As such, “God” is not omnipotent or omniscient, for these are just “adjectives” assigned to “God” by humans (170). Instead, “He” just seems to be a higher evolved being than humans (and whatever else exists out there).
A question I have based upon this reading is: what has priority, science or “God”? If I’ve read Sawyer’s work correctly, it seems that science has priority, setting the parameters from which “He” is to work. Nonetheless, one sees the preeminence of science in understanding the world and God according to Sawyer’s view.
With a “God” limited by the world (being contained in a closed universe) and possibly even being created “Himself”, how, then, does “He” relate to creation, and specifically, to mankind?
Real = Imperfect
According to another alien (of a different species) named T’kna, because “God” is real, “He” is imperfect, as only “an abstraction can be free of flaws.” In fact, the idea of a perfect God is a “fallacy.”
Referring back to Tom’s cancer, because “God” is real (and thus imperfect), it ‘follows’ that suffering exists since an imperfect “God” cannot prevent it.
Borrowing from quantum physics, only that which is observed is real. Whatever “God” chooses to observe (having chosen from any number of possibilities) is what is real.
An Impersonal Being
“God” does indeed have a purpose for creating the universe (a purpose not mentioned, at least explicitly); however, “God” takes no interest in individuals and their lives. As such, one is “delusional” in thinking that God listens to his prayers.
This idea is illustrated towards the end of the novel when Tom was able to travel with the aliens to the site of a dead star (a star that had gone supernova that “God” shielded the aliens’ universe and Earth from) in order to meet “God.” Upon arrival, Tom expects to receive no acknowledgment from “God” (though he does have some slight hope for a small acknowledgment at the least), and his expectations come to be true. “God” is portrayed as some deep-black, spherical being with six appendages that shows no inclination of acknowledging the presence of the aliens and guests other than giving “life” to the concoction of DNA made by one of the alien groups.
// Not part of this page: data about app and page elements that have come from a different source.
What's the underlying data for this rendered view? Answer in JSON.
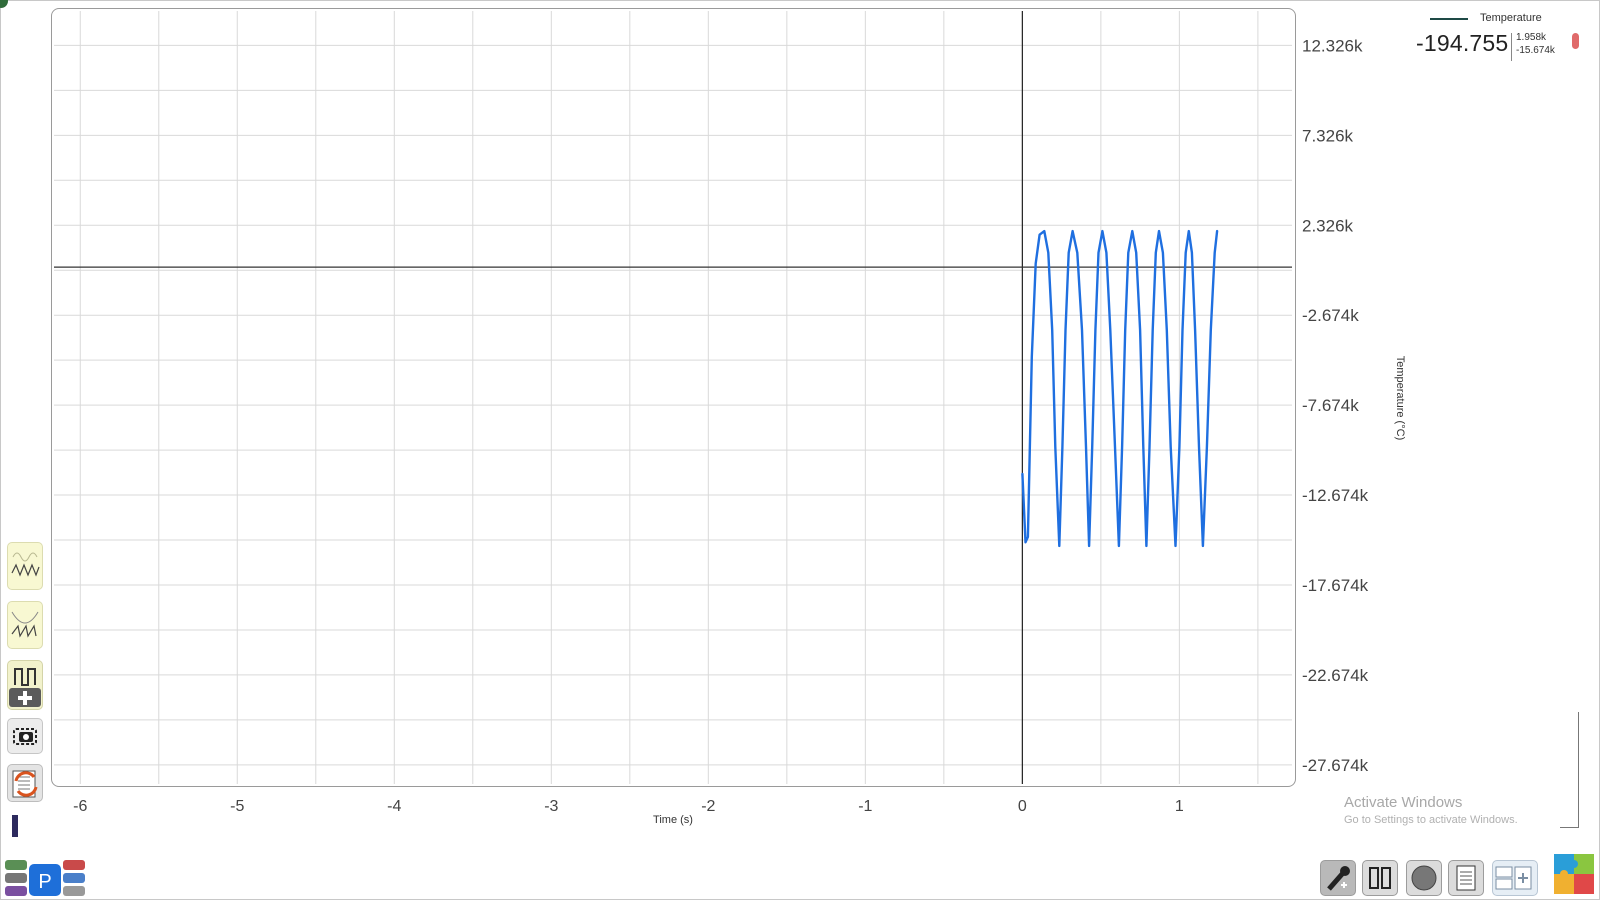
{
  "chart_data": {
    "type": "line",
    "xlabel": "Time (s)",
    "ylabel": "Temperature (°C)",
    "xlim": [
      -6.18,
      1.73
    ],
    "ylim": [
      -28.85,
      14.35
    ],
    "x_ticks": [
      -6,
      -5,
      -4,
      -3,
      -2,
      -1,
      0,
      1
    ],
    "x_tick_labels": [
      "-6",
      "-5",
      "-4",
      "-3",
      "-2",
      "-1",
      "0",
      "1"
    ],
    "y_ticks": [
      12.326,
      7.326,
      2.326,
      -2.674,
      -7.674,
      -12.674,
      -17.674,
      -22.674,
      -27.674
    ],
    "y_tick_labels": [
      "12.326k",
      "7.326k",
      "2.326k",
      "-2.674k",
      "-7.674k",
      "-12.674k",
      "-17.674k",
      "-22.674k",
      "-27.674k"
    ],
    "y_unit_note": "thousands",
    "grid": true,
    "zero_lines": true,
    "series": [
      {
        "name": "Temperature",
        "color": "#1f6fe0",
        "x": [
          0.0,
          0.02,
          0.035,
          0.06,
          0.085,
          0.11,
          0.14,
          0.165,
          0.19,
          0.21,
          0.235,
          0.255,
          0.275,
          0.295,
          0.32,
          0.35,
          0.38,
          0.405,
          0.425,
          0.445,
          0.465,
          0.485,
          0.51,
          0.535,
          0.56,
          0.59,
          0.615,
          0.635,
          0.655,
          0.675,
          0.7,
          0.725,
          0.75,
          0.77,
          0.79,
          0.81,
          0.83,
          0.85,
          0.87,
          0.895,
          0.92,
          0.945,
          0.975,
          1.0,
          1.02,
          1.04,
          1.06,
          1.08,
          1.1,
          1.125,
          1.15,
          1.175,
          1.2,
          1.225,
          1.24
        ],
        "values": [
          -11.5,
          -15.3,
          -15.0,
          -5.0,
          0.2,
          1.8,
          2.0,
          0.8,
          -3.5,
          -10.0,
          -15.5,
          -10.0,
          -3.5,
          0.8,
          2.0,
          0.8,
          -3.5,
          -10.0,
          -15.5,
          -10.0,
          -3.5,
          0.8,
          2.0,
          0.8,
          -3.5,
          -10.0,
          -15.5,
          -10.0,
          -3.5,
          0.8,
          2.0,
          0.8,
          -3.5,
          -10.0,
          -15.5,
          -10.0,
          -3.5,
          0.8,
          2.0,
          0.8,
          -3.5,
          -10.0,
          -15.5,
          -10.0,
          -3.5,
          0.8,
          2.0,
          0.8,
          -3.5,
          -10.0,
          -15.5,
          -10.0,
          -3.5,
          0.8,
          2.0
        ]
      }
    ]
  },
  "legend": {
    "name": "Temperature",
    "current_value": "-194.755",
    "max": "1.958k",
    "min": "-15.674k",
    "line_color": "#1e4a46",
    "marker_color": "#e06a6a"
  },
  "left_toolbar": {
    "items": [
      "signal-view-icon",
      "signal-view-alt-icon",
      "add-signal-icon",
      "snapshot-icon",
      "reset-icon"
    ]
  },
  "bottom_toolbar": {
    "items": [
      "tools-icon",
      "pause-icon",
      "record-icon",
      "notes-icon",
      "layout-icon",
      "puzzle-icon"
    ]
  },
  "watermark": {
    "title": "Activate Windows",
    "subtitle": "Go to Settings to activate Windows."
  }
}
With “God” having no part in an individual’s life, the role of morals and ethics takes an expected turn – they are merely man-made. Specifically, morals are just a means to an end. For instance, Hollus’ species determined their morals in order to instill peace in their society (which had been war-wracked for so long and almost faced complete destruction of their race).
Staying true to the naturalistic view, there is no life after death. Any belief of life after death is based upon a fear of death
Science, then, can lead one to belief in the existence of God, but this “God” is nothing like the God revealed in Scripture. In fact, Scripture is never referenced as support for “God”.
Though not explicitly stated (if I recall correctly), Scripture is nothing but a book developed by ignorant (not as highly evolved) mankind. Scripture, according to this book, does not reveal a true or real God.
If you recall the side plot with the two religious nuts, those who believe in Scripture as literal truth (the world is created, God is revealed to us in the Word, etc.) are presented as fanatics, those who seek to impede the progress of mankind. In fact, when Tom finds out the purpose of the religious fanatics and their plot, he mutters, “Creationists!” Quite humorous, but a sad fallacy of generalizing all who believe in creation to be backwards, ignorant people.
Sawyer’s book by no means conveys a traditional view of God, but it does illustrate what I spoke about earlier in this post. Fiction is one area that Christians can redeem and use to its fullest extent. Fiction need not be for the sake of merely telling a story; rather, employed with telos, it can help shape and guide the worldviews of generations of Christians to come.
I hope to write more on this topic in the near future, so stay tuned!